**EXERCISE DESCRIPTION:** Down to the last line, output the records below exactly.

Page and application data records:
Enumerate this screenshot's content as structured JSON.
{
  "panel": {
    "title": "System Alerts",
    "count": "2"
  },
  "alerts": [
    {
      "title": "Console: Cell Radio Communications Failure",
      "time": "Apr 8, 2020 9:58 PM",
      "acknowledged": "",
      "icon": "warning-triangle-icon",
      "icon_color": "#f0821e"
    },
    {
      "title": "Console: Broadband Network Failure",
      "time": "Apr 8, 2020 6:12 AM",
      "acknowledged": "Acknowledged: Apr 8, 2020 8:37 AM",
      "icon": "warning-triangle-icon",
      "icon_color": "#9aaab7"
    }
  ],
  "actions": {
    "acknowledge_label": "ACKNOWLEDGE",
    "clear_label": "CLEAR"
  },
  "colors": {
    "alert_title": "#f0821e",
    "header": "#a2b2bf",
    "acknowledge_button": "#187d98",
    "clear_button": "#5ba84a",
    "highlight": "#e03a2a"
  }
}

**WRITTEN SOLUTION:**
Enumerate this screenshot's content as structured JSON.
{
  "panel": {
    "title": "System Alerts",
    "count": "2"
  },
  "alerts": [
    {
      "title": "Console: Cell Radio Communications Failure",
      "time": "Apr 8, 2020 9:58 PM",
      "acknowledged": "",
      "icon": "warning-triangle-icon",
      "icon_color": "#f0821e"
    },
    {
      "title": "Console: Broadband Network Failure",
      "time": "Apr 8, 2020 6:12 AM",
      "acknowledged": "Acknowledged: Apr 8, 2020 8:37 AM",
      "icon": "warning-triangle-icon",
      "icon_color": "#9aaab7"
    }
  ],
  "actions": {
    "acknowledge_label": "ACKNOWLEDGE",
    "clear_label": "CLEAR"
  },
  "colors": {
    "alert_title": "#f0821e",
    "header": "#a2b2bf",
    "acknowledge_button": "#187d98",
    "clear_button": "#5ba84a",
    "highlight": "#e03a2a"
  }
}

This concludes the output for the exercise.